  • Association for Applied Sport Psychology: This interdisciplinary, international organization for sports psychologists and consultants provides resources in sports science, social work, counseling, and clinical psychology. They work to provide resources and professional development opportunities for their members.
  • Society of Health and Physical Educators: SHAPE comprises health and physical education professionals, and seeks to advance the field in areas of professional practice, research, and education.

See below five resources for graduates with master's degrees in coaching or students currently pursuing a master's degree in coaching.

  • American Council on Exercise: The American Council on Exercise is a nonprofit professional organization that also offers certifications. Their areas of certification include personal trainer, group fitness instructor, health coach, and exercise specialist.
  • National Athletic Trainers Association: The National Athletic Trainers Association works to advance athletic trainers' careers. They provide a variety of continuing education resources, and their website provides a job board for working professionals and students.
  • National Federation of State High School Associations: NFHS membership is not limited to coaches, but rather serves anyone working in a high school or with high school students at the interscholastic level. They provide coaches with training programs, online courses, and certifications.

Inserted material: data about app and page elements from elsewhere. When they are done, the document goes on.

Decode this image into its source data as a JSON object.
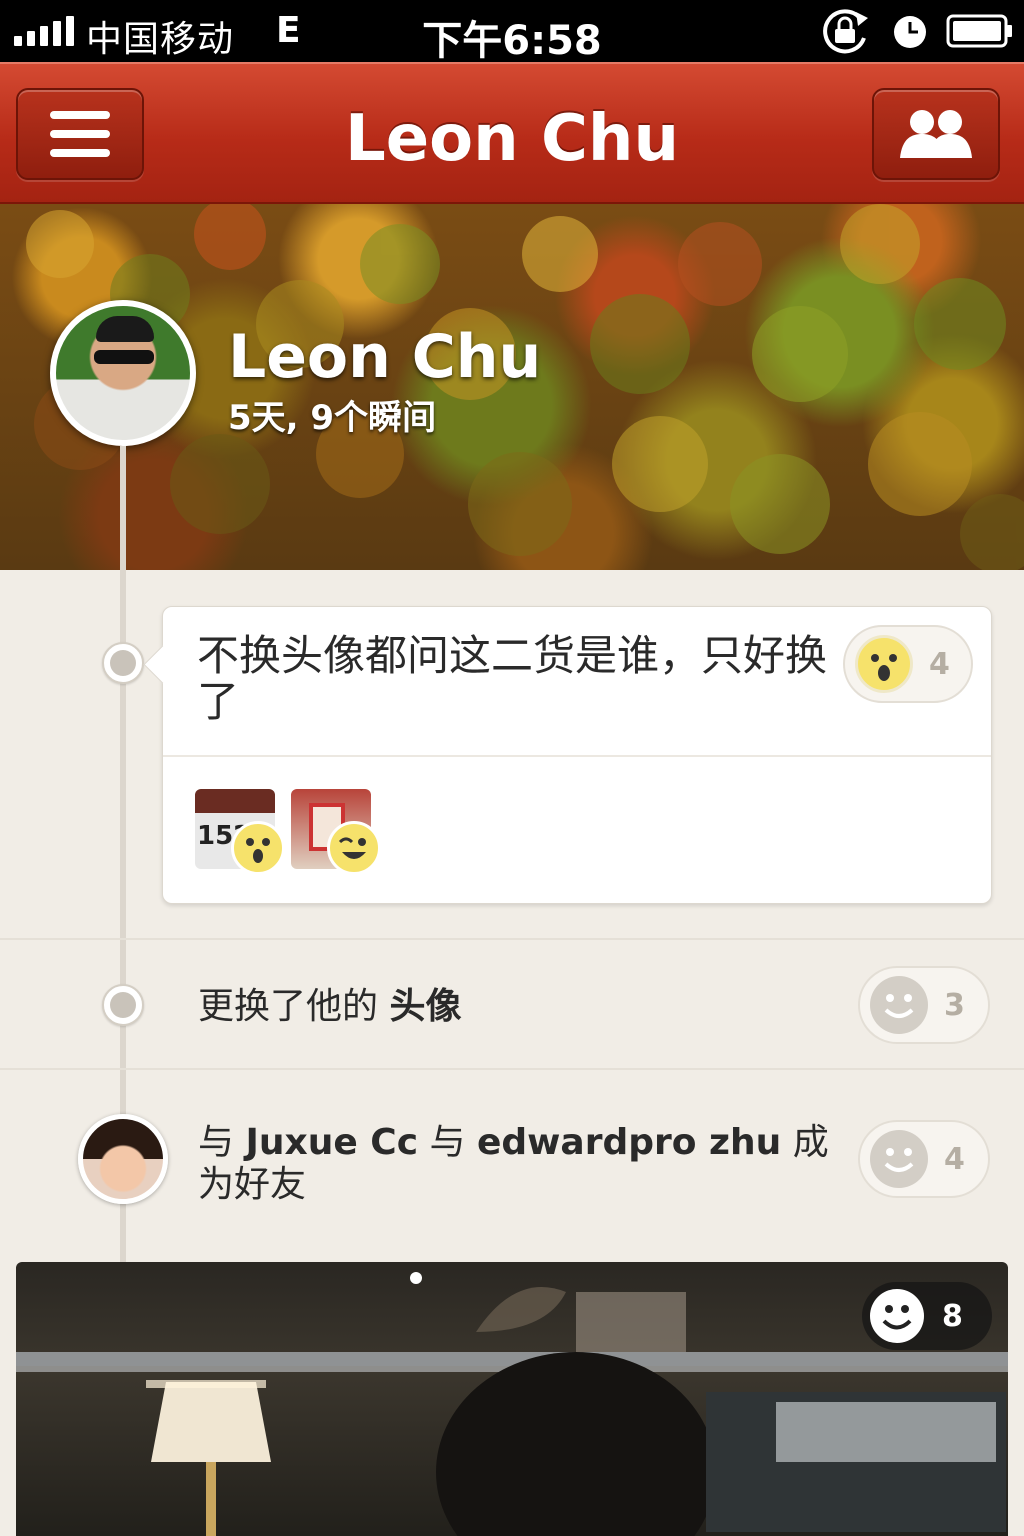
{
  "status_bar": {
    "carrier": "中国移动",
    "network": "E",
    "time": "下午6:58"
  },
  "nav": {
    "title": "Leon Chu",
    "menu_icon": "hamburger-menu-icon",
    "friends_icon": "friends-icon"
  },
  "profile": {
    "name": "Leon Chu",
    "stats": "5天, 9个瞬间"
  },
  "timeline": {
    "post": {
      "text": "不换头像都问这二货是谁，只好换了",
      "reaction_count": "4",
      "reaction_icon": "surprised-face-icon",
      "thumbnails": [
        {
          "emoji": "surprised-face-icon",
          "label": "15274"
        },
        {
          "emoji": "winking-face-icon"
        }
      ]
    },
    "avatar_change": {
      "text_prefix": "更换了他的",
      "text_bold": "头像",
      "reaction_count": "3"
    },
    "friendship": {
      "text_1": "与",
      "friend_1": "Juxue Cc",
      "text_2": "与",
      "friend_2": "edwardpro zhu",
      "text_3": "成为好友",
      "reaction_count": "4"
    },
    "photo": {
      "reaction_count": "8"
    }
  },
  "colors": {
    "nav_red": "#b72b18",
    "background": "#f1ede6",
    "smiley_yellow": "#f6e26b"
  }
}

  • American College of Sports Medicine: The American College of Sports Medicine promotes education, research, and professional development in the field of sports medicine. They provide certifications, events and conferences, online training, and a job board.
  • National Commission for Health Education Credentialing: The National Commission for Health Education Credentialing provides health education certification, continuing education programs, and a jobs board.